These boards are typically composed of four distinct officer positions: president, vice president, secretary, and treasurer. If you’re considering running for a position on the board, the role of vice-president is versatile, rewarding, and pivotal to the board’s success. Here’s what you need to know about the job of an HOA VP.
What Does the Board Vice President Do?
The HOA vice president is second-in-command to the president, so this person will have some parallels and similar duties. In fact, it’s crucial that vice presidents familiarize themselves with the president’s role and be prepared to step in. On occasion, they may need to act in their place when the president is unavailable.
However, VPs also have responsibilities unique to the role that no other board members fulfill. Depending on your community, some of these duties may include:
- Presiding over meetings, signing contracts, and other presidential duties when the president is absent
- Ensuring the president’s directions are implemented and followed through
- Heading committees and liaising between the board
- Communicating between the board and the management company
- Speaking to community vendors on behalf of the HOA
- Completing tasks delegated by the president
Why Is the Vice President Important?
The HOA vice president is so much more than simply an assistant to the president. Although part of the VP’s responsibility is to support the president, the vice president plays a vital part in running an effective HOA. While the president presides over meetings, the VP must ensure these meetings run smoothly and communication between attendees is productive.
Also, the vice president’s role is one of balance and flexibility. This person must have strong leadership skills while building trust and connections with neighborhood residents, management representatives, and vendors. The VP often leads committees, bridging the gap between HOA board leadership and the voice of the community.
How Do You Become an HOA Vice President?
To become a homeowners’ association vice president, you first must run for the HOA board. After being elected as a general board member, the other members of the board will appoint the officers based on their internal votes—not a membership vote.
Although the president and vice president positions are closely linked and both have integral leadership duties, they are completely separate during the nomination and voting process. Candidates for these positions do not campaign together. They receive votes individually rather than as a unit. However, it’s always important to look at your association’s governing documents to confirm the elections guidelines specific to you.
What Makes a Good Vice President?
Because the responsibilities of an HOA vice president revolve around supporting the president, this person needs many of the same qualities that make a good leader. Therefore, a solid board vice president is expected to have the following traits.

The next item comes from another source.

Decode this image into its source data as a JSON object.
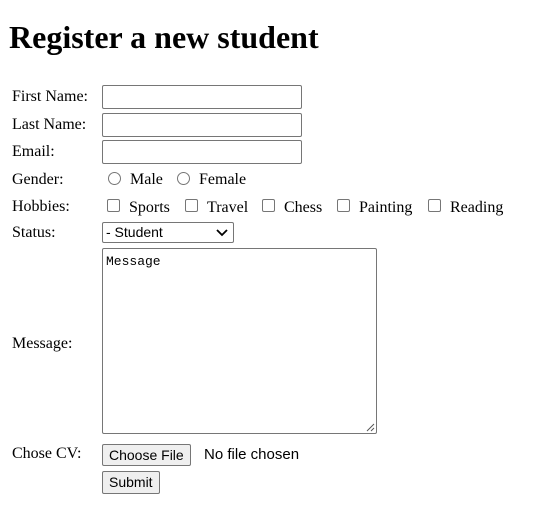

A good vice president must be dependable and somebody that can be trusted to get the job done. If the president is unavailable, the VP must be able to seamlessly step in and take over any projects already in the works without hesitation. That requires a level of leadership, reliability, and knowledge of overall HOA goals.
Vice presidents must be flexible and know the job of the president in case they need to temporarily assume that role. They’ll also need to carry out specific tasks delegated by the president. That may involve heading committees, mediating disagreements, or enforcing certain rules.

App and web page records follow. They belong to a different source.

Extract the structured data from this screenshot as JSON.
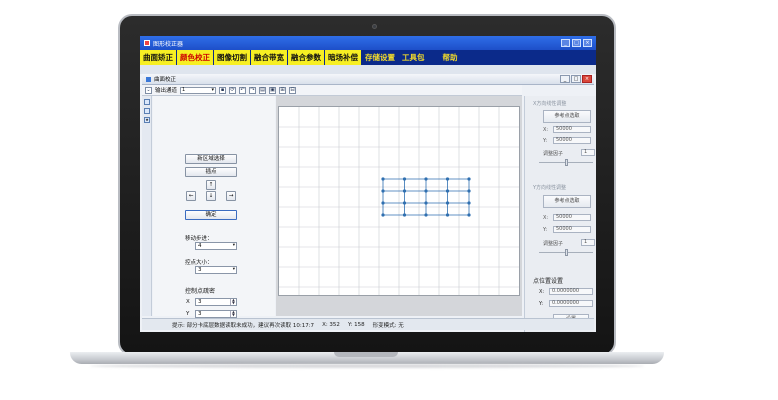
{
  "main_window": {
    "title": "图形校正器"
  },
  "menu": [
    {
      "label": "曲面矫正",
      "active": false,
      "style": "yellow"
    },
    {
      "label": "颜色校正",
      "active": true,
      "style": "yellow"
    },
    {
      "label": "图像切割",
      "active": false,
      "style": "yellow"
    },
    {
      "label": "融合带宽",
      "active": false,
      "style": "yellow"
    },
    {
      "label": "融合参数",
      "active": false,
      "style": "yellow"
    },
    {
      "label": "暗场补偿",
      "active": false,
      "style": "yellow"
    },
    {
      "label": "存储设置",
      "active": false,
      "style": "dark"
    },
    {
      "label": "工具包",
      "active": false,
      "style": "dark"
    },
    {
      "label": "帮助",
      "active": false,
      "style": "dark"
    }
  ],
  "child_window": {
    "title": "曲面校正"
  },
  "toolbar": {
    "output_channel_label": "输出通道",
    "output_channel_value": "1"
  },
  "left_panel": {
    "region_select_button": "新区域选择",
    "insert_point_button": "插点",
    "arrow_up": "↑",
    "arrow_left": "←",
    "arrow_down": "↓",
    "arrow_right": "→",
    "confirm_button": "确定",
    "move_step_label": "移动步进：",
    "move_step_value": "4",
    "point_size_label": "控点大小：",
    "point_size_value": "3",
    "control_density_label": "控制点疏密",
    "x_label": "X",
    "x_value": "3",
    "y_label": "Y",
    "y_value": "3"
  },
  "right_panel": {
    "x_group_title": "X方向线性调整",
    "x_ref_button": "参考点选取",
    "x_row1_label": "X:",
    "x_row1_value": "50000",
    "x_row2_label": "Y:",
    "x_row2_value": "50000",
    "x_factor_label": "调整因子",
    "x_factor_value": "1",
    "y_group_title": "Y方向线性调整",
    "y_ref_button": "参考点选取",
    "y_row1_label": "X:",
    "y_row1_value": "50000",
    "y_row2_label": "Y:",
    "y_row2_value": "50000",
    "y_factor_label": "调整因子",
    "y_factor_value": "1",
    "point_pos_heading": "点位置设置",
    "pos_x_label": "X:",
    "pos_x_value": "0.0000000",
    "pos_y_label": "Y:",
    "pos_y_value": "0.0000000",
    "set_button": "设置"
  },
  "status_bar": {
    "message": "提示: 部分卡底层数据读取未成功，建议再次读取 10:17:7",
    "x": "X: 352",
    "y": "Y: 158",
    "mode": "形变模式: 无"
  },
  "colors": {
    "menu_yellow": "#f7ef23",
    "menu_dark": "#0b2a8a",
    "title_blue": "#1d4fc9",
    "control_point": "#2f6fb0"
  },
  "grid": {
    "columns": 5,
    "rows": 4
  }
}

3. Effective Communication
Good communication skills are key to the success of a vice president. Much of the job involves coordination with other people and listening to what community members have to say. You’ll need to speak to other board members, vendors, and residents to clearly share recommendations, concerns, and instructions for efficient HOA management.
4. Ability to Delegate
When vice presidents take over for the president, part of their duties will include delegating to other board members. The VP should know how to effectively manage projects, assign responsibilities, and lean on teammates. They should be able to empower other board members and trust their strengths in completing duties.
5. Mediation Skills
HOA meetings can sometimes get heated, especially when residents don’t agree. There may be ongoing disputes between residents who are looking to you for answers, too. In these circumstances, it’s essential that the vice president can keep calm, look at the situation objectively, and make unbiased decisions based on the good of the community.
In the case of the vice president, nothing is more important than having a good working relationship with the president, who is relying on you to serve as their proxy, if necessary. However, VPs also need to know their fellow board members, what motivates them, and how best to work together.
Understanding Other Board Roles
Each officer plays a vital role in the operation of the association, and understanding each key player is essential to the success of the community. To learn more about the HOA board secretary, read our previous post, “HOA 101: Understanding the Role of the Board Secretary.”